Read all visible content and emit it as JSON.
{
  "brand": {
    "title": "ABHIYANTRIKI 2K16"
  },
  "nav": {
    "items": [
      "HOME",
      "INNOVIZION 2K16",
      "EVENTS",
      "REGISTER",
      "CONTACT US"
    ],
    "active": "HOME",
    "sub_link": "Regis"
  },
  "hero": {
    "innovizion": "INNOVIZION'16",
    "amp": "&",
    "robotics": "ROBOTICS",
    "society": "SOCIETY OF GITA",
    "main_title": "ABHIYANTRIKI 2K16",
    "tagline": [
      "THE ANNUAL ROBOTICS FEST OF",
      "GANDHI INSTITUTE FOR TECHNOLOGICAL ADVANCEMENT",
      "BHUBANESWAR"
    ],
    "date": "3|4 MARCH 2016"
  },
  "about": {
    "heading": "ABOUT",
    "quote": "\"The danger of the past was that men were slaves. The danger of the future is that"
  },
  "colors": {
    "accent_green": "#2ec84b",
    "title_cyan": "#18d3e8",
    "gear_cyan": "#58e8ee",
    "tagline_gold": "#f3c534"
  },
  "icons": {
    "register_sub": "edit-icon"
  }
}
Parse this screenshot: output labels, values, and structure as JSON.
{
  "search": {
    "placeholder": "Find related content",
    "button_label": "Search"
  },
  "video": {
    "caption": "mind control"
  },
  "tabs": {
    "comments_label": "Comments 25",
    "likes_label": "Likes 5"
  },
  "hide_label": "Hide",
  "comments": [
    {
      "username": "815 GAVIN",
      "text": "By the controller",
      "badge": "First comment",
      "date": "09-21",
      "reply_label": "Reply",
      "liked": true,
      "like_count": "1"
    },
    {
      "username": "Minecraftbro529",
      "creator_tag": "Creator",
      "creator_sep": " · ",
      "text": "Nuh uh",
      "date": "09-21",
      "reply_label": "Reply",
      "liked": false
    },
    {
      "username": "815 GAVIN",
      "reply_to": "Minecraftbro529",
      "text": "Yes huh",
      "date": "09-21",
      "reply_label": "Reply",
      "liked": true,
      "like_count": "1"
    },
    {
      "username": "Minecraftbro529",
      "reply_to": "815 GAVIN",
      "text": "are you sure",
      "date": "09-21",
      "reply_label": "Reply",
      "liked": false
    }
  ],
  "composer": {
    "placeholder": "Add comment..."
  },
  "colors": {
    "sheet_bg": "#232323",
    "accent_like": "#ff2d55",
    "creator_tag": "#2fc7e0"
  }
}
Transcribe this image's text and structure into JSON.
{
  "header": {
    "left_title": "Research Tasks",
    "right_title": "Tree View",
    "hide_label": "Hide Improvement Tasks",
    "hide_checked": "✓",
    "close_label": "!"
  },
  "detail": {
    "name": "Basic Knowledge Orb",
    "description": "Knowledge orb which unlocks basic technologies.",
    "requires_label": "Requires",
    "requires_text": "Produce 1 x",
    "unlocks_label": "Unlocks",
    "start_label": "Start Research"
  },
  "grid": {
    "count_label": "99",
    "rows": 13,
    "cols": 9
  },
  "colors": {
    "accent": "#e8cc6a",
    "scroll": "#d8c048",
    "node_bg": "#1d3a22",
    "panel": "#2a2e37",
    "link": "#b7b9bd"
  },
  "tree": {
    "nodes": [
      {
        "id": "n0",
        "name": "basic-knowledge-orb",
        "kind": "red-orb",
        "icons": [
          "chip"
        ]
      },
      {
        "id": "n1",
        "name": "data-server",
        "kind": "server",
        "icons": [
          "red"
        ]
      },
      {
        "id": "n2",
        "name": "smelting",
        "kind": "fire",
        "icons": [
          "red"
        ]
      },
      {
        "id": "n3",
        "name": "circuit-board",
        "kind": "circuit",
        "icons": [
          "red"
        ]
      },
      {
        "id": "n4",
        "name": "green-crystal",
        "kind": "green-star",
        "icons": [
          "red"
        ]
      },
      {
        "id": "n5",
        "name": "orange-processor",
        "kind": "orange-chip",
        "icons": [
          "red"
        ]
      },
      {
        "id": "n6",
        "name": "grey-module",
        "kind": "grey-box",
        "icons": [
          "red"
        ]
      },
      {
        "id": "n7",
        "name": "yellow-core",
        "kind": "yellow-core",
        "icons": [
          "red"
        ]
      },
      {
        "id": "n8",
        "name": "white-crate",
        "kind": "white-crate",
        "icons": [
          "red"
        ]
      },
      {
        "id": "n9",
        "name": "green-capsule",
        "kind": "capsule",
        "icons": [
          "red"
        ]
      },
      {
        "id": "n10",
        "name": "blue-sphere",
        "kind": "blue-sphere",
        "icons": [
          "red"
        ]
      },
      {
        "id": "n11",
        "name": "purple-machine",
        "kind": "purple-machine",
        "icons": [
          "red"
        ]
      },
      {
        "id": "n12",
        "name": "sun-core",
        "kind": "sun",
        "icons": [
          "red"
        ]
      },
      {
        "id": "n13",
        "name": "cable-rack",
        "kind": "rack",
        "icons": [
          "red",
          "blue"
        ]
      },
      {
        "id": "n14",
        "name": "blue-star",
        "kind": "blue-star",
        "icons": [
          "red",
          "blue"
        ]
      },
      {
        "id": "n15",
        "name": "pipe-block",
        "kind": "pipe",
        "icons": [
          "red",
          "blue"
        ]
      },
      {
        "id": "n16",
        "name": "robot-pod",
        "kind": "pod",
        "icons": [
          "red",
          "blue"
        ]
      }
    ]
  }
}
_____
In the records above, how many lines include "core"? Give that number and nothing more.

3